### Assignment
Return each record shown below exactly, with none omitted.
BEGIN Records provided
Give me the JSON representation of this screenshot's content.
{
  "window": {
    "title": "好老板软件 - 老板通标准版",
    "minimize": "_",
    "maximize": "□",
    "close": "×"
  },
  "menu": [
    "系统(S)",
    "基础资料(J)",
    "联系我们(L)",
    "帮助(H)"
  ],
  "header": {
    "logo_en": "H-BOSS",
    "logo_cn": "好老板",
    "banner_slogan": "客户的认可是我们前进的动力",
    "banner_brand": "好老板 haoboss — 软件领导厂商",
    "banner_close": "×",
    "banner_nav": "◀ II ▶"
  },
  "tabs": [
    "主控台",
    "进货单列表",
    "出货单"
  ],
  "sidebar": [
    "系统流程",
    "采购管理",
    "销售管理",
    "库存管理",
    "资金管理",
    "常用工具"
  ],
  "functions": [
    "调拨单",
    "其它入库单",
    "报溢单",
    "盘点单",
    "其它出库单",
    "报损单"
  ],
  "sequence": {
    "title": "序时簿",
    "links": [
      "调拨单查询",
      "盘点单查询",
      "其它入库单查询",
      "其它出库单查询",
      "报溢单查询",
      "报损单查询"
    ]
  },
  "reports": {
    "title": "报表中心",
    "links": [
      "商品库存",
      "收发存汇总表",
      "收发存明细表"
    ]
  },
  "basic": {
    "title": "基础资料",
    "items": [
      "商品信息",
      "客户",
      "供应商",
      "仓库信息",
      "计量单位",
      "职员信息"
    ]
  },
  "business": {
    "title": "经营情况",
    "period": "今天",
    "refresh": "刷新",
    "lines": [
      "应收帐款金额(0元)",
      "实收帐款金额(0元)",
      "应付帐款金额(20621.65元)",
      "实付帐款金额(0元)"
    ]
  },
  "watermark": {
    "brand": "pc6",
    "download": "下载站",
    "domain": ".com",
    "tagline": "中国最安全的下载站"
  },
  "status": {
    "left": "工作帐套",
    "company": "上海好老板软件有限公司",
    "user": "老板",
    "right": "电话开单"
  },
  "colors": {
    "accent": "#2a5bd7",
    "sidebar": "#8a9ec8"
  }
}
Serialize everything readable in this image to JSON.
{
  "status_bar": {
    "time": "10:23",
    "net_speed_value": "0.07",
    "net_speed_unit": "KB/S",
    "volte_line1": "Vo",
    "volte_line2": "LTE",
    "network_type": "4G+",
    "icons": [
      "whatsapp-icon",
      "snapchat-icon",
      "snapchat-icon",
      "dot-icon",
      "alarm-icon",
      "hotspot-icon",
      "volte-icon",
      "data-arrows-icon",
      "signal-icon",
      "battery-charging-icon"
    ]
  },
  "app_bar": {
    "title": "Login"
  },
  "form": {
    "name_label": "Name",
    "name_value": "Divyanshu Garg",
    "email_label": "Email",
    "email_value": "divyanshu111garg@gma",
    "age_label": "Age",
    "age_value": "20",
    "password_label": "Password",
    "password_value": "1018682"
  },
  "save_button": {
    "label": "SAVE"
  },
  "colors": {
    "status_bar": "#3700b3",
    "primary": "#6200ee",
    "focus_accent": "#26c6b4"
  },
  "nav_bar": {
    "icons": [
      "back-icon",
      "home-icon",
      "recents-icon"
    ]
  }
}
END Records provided
### Answer box
Give me the JSON representation of this screenshot's content.
{
  "window": {
    "title": "好老板软件 - 老板通标准版",
    "minimize": "_",
    "maximize": "□",
    "close": "×"
  },
  "menu": [
    "系统(S)",
    "基础资料(J)",
    "联系我们(L)",
    "帮助(H)"
  ],
  "header": {
    "logo_en": "H-BOSS",
    "logo_cn": "好老板",
    "banner_slogan": "客户的认可是我们前进的动力",
    "banner_brand": "好老板 haoboss — 软件领导厂商",
    "banner_close": "×",
    "banner_nav": "◀ II ▶"
  },
  "tabs": [
    "主控台",
    "进货单列表",
    "出货单"
  ],
  "sidebar": [
    "系统流程",
    "采购管理",
    "销售管理",
    "库存管理",
    "资金管理",
    "常用工具"
  ],
  "functions": [
    "调拨单",
    "其它入库单",
    "报溢单",
    "盘点单",
    "其它出库单",
    "报损单"
  ],
  "sequence": {
    "title": "序时簿",
    "links": [
      "调拨单查询",
      "盘点单查询",
      "其它入库单查询",
      "其它出库单查询",
      "报溢单查询",
      "报损单查询"
    ]
  },
  "reports": {
    "title": "报表中心",
    "links": [
      "商品库存",
      "收发存汇总表",
      "收发存明细表"
    ]
  },
  "basic": {
    "title": "基础资料",
    "items": [
      "商品信息",
      "客户",
      "供应商",
      "仓库信息",
      "计量单位",
      "职员信息"
    ]
  },
  "business": {
    "title": "经营情况",
    "period": "今天",
    "refresh": "刷新",
    "lines": [
      "应收帐款金额(0元)",
      "实收帐款金额(0元)",
      "应付帐款金额(20621.65元)",
      "实付帐款金额(0元)"
    ]
  },
  "watermark": {
    "brand": "pc6",
    "download": "下载站",
    "domain": ".com",
    "tagline": "中国最安全的下载站"
  },
  "status": {
    "left": "工作帐套",
    "company": "上海好老板软件有限公司",
    "user": "老板",
    "right": "电话开单"
  },
  "colors": {
    "accent": "#2a5bd7",
    "sidebar": "#8a9ec8"
  }
}
Serialize everything readable in this image to JSON.
{
  "status_bar": {
    "time": "10:23",
    "net_speed_value": "0.07",
    "net_speed_unit": "KB/S",
    "volte_line1": "Vo",
    "volte_line2": "LTE",
    "network_type": "4G+",
    "icons": [
      "whatsapp-icon",
      "snapchat-icon",
      "snapchat-icon",
      "dot-icon",
      "alarm-icon",
      "hotspot-icon",
      "volte-icon",
      "data-arrows-icon",
      "signal-icon",
      "battery-charging-icon"
    ]
  },
  "app_bar": {
    "title": "Login"
  },
  "form": {
    "name_label": "Name",
    "name_value": "Divyanshu Garg",
    "email_label": "Email",
    "email_value": "divyanshu111garg@gma",
    "age_label": "Age",
    "age_value": "20",
    "password_label": "Password",
    "password_value": "1018682"
  },
  "save_button": {
    "label": "SAVE"
  },
  "colors": {
    "status_bar": "#3700b3",
    "primary": "#6200ee",
    "focus_accent": "#26c6b4"
  },
  "nav_bar": {
    "icons": [
      "back-icon",
      "home-icon",
      "recents-icon"
    ]
  }
}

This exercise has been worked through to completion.